By Michael Hernandez
The Trump administration proposed new rules Tuesday aimed at rolling back coal emissions standards established by former President Barack Obama in a bid to curb climate change.
In a statement announcing the proposed new rules, the Environmental Protection Agency (EPA) called Obama's 2015 Clean Power Plan "overly prescriptive and burdensome."
The Supreme Court stayed the rule in 2016 following legal action from multiple Republican state attorneys general and industry advocacy groups.
President Donald Trump's alternative, which is known as the Affordable Clean Energy Rule, "empowers states, promotes energy independence, and facilitates economic growth and job creation," the EPA said.

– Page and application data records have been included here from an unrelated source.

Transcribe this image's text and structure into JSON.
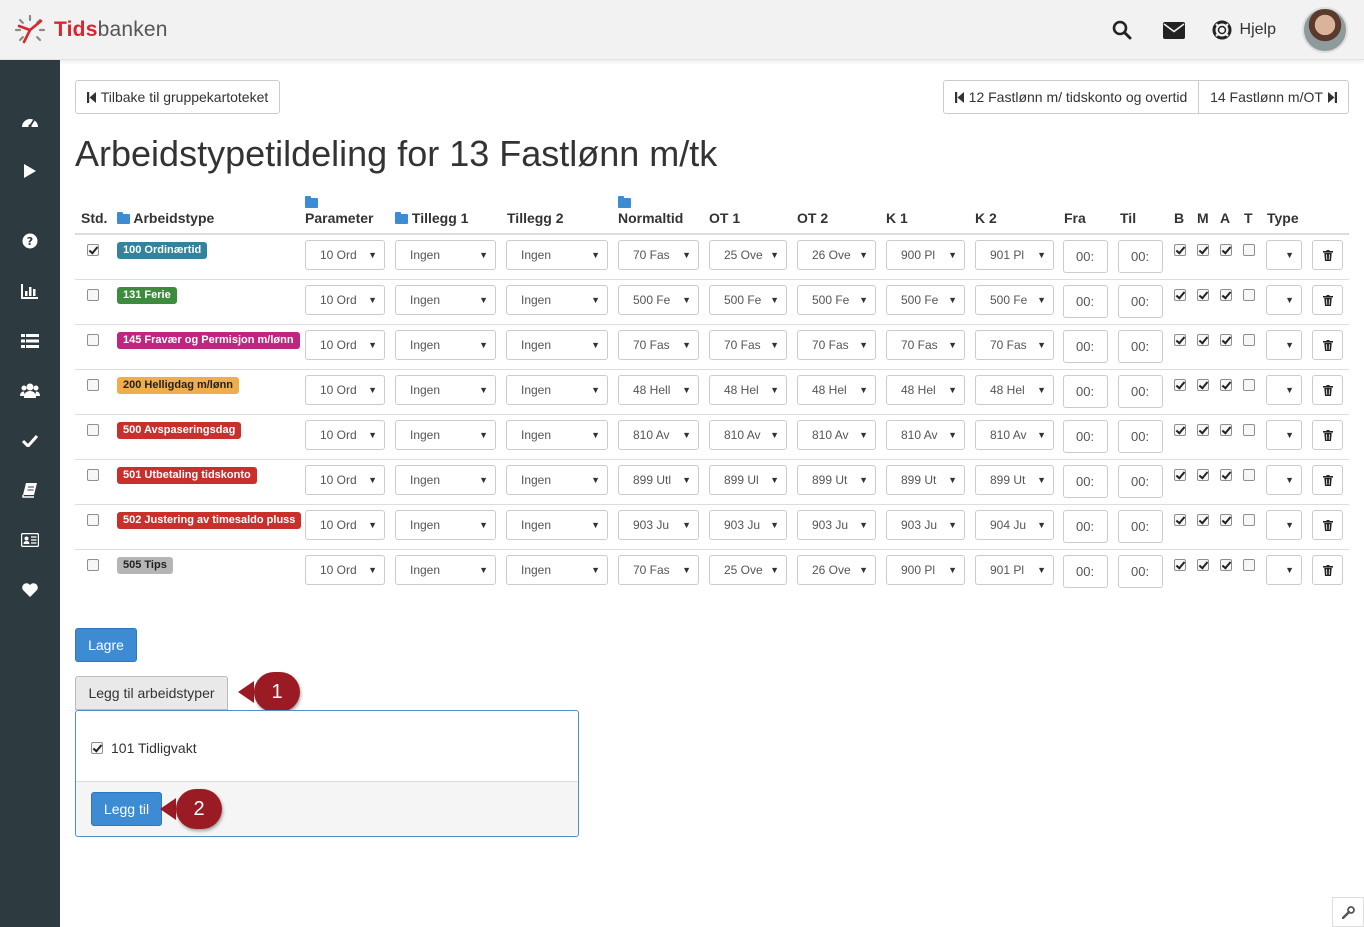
{
  "app": {
    "logo_brand": "Tids",
    "logo_rest": "banken",
    "help_label": "Hjelp"
  },
  "nav": {
    "back_label": "Tilbake til gruppekartoteket",
    "prev_label": "12 Fastlønn m/ tidskonto og overtid",
    "next_label": "14 Fastlønn m/OT"
  },
  "page": {
    "title": "Arbeidstypetildeling for 13 Fastlønn m/tk"
  },
  "table": {
    "headers": {
      "std": "Std.",
      "arbeidstype": "Arbeidstype",
      "parameter": "Parameter",
      "tillegg1": "Tillegg 1",
      "tillegg2": "Tillegg 2",
      "normaltid": "Normaltid",
      "ot1": "OT 1",
      "ot2": "OT 2",
      "k1": "K 1",
      "k2": "K 2",
      "fra": "Fra",
      "til": "Til",
      "b": "B",
      "m": "M",
      "a": "A",
      "t": "T",
      "type": "Type"
    },
    "rows": [
      {
        "std": true,
        "label": "100 Ordinærtid",
        "color": "#31849b",
        "parameter": "10 Ord",
        "tillegg1": "Ingen",
        "tillegg2": "Ingen",
        "normaltid": "70 Fas",
        "ot1": "25 Ove",
        "ot2": "26 Ove",
        "k1": "900 Pl",
        "k2": "901 Pl",
        "fra": "00:",
        "til": "00:",
        "b": true,
        "m": true,
        "a": true,
        "t": false,
        "type": ""
      },
      {
        "std": false,
        "label": "131 Ferie",
        "color": "#3d8b3d",
        "parameter": "10 Ord",
        "tillegg1": "Ingen",
        "tillegg2": "Ingen",
        "normaltid": "500 Fe",
        "ot1": "500 Fe",
        "ot2": "500 Fe",
        "k1": "500 Fe",
        "k2": "500 Fe",
        "fra": "00:",
        "til": "00:",
        "b": true,
        "m": true,
        "a": true,
        "t": false,
        "type": ""
      },
      {
        "std": false,
        "label": "145 Fravær og Permisjon m/lønn",
        "color": "#c0267d",
        "parameter": "10 Ord",
        "tillegg1": "Ingen",
        "tillegg2": "Ingen",
        "normaltid": "70 Fas",
        "ot1": "70 Fas",
        "ot2": "70 Fas",
        "k1": "70 Fas",
        "k2": "70 Fas",
        "fra": "00:",
        "til": "00:",
        "b": true,
        "m": true,
        "a": true,
        "t": false,
        "type": ""
      },
      {
        "std": false,
        "label": "200 Helligdag m/lønn",
        "color": "#f0ad4e",
        "dark_text": true,
        "parameter": "10 Ord",
        "tillegg1": "Ingen",
        "tillegg2": "Ingen",
        "normaltid": "48 Hell",
        "ot1": "48 Hel",
        "ot2": "48 Hel",
        "k1": "48 Hel",
        "k2": "48 Hel",
        "fra": "00:",
        "til": "00:",
        "b": true,
        "m": true,
        "a": true,
        "t": false,
        "type": ""
      },
      {
        "std": false,
        "label": "500 Avspaseringsdag",
        "color": "#c9302c",
        "parameter": "10 Ord",
        "tillegg1": "Ingen",
        "tillegg2": "Ingen",
        "normaltid": "810 Av",
        "ot1": "810 Av",
        "ot2": "810 Av",
        "k1": "810 Av",
        "k2": "810 Av",
        "fra": "00:",
        "til": "00:",
        "b": true,
        "m": true,
        "a": true,
        "t": false,
        "type": ""
      },
      {
        "std": false,
        "label": "501 Utbetaling tidskonto",
        "color": "#c9302c",
        "parameter": "10 Ord",
        "tillegg1": "Ingen",
        "tillegg2": "Ingen",
        "normaltid": "899 Utl",
        "ot1": "899 Ul",
        "ot2": "899 Ut",
        "k1": "899 Ut",
        "k2": "899 Ut",
        "fra": "00:",
        "til": "00:",
        "b": true,
        "m": true,
        "a": true,
        "t": false,
        "type": ""
      },
      {
        "std": false,
        "label": "502 Justering av timesaldo pluss",
        "color": "#c9302c",
        "parameter": "10 Ord",
        "tillegg1": "Ingen",
        "tillegg2": "Ingen",
        "normaltid": "903 Ju",
        "ot1": "903 Ju",
        "ot2": "903 Ju",
        "k1": "903 Ju",
        "k2": "904 Ju",
        "fra": "00:",
        "til": "00:",
        "b": true,
        "m": true,
        "a": true,
        "t": false,
        "type": ""
      },
      {
        "std": false,
        "label": "505 Tips",
        "color": "#b5b5b5",
        "dark_text": true,
        "parameter": "10 Ord",
        "tillegg1": "Ingen",
        "tillegg2": "Ingen",
        "normaltid": "70 Fas",
        "ot1": "25 Ove",
        "ot2": "26 Ove",
        "k1": "900 Pl",
        "k2": "901 Pl",
        "fra": "00:",
        "til": "00:",
        "b": true,
        "m": true,
        "a": true,
        "t": false,
        "type": ""
      }
    ]
  },
  "actions": {
    "save_label": "Lagre",
    "add_types_label": "Legg til arbeidstyper",
    "add_label": "Legg til"
  },
  "add_panel": {
    "items": [
      {
        "label": "101 Tidligvakt",
        "checked": true
      }
    ]
  },
  "callouts": {
    "one": "1",
    "two": "2"
  },
  "colors": {
    "primary": "#3c8bd3",
    "sidebar": "#2d3a40",
    "callout": "#9b1b24",
    "brand_red": "#d9262c"
  }
}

The plan lifts some restrictions on coal-fired power plants, shifting emissions regulations to states.
Opponents of the move have warned that the changes would likely hike U.S. carbon emissions, but Acting EPA Administrator Andrew Wheeler said the new rule "would restore the rule of law and empower states to reduce greenhouse gas emissions and provide modern, reliable, and affordable energy for all Americans.”
The Natural Resources Defense Council was unswayed, saying "The world’s on fire and the Trump administration wants to make it worse."
“This Dirty Power Plan is riddled with gimmicks and giveaways. It would mean more climate-changing pollution from power plants. That’s a recipe for climate disaster," council President Rhea Suh said in a statement.
Trump has long derided what he and Republican call a "war on coal" fueled in part by Obama's plan. But the growing shift away from coal is also based on the declining costs associated with cleaner alternatives such as natural gas, wind and solar power.
In addition to shifting emissions regulation to states, Trumps plan allows states to ease regulations for power plants that are in need of upgrades.
Trump is expected to tout the plan during a rally in West Virginia Tuesday evening. The state has long relied heavily on the coal in its mountains to fuel economic activity.
Tuesday's roll-out begins a public comment period before the rule is finalized.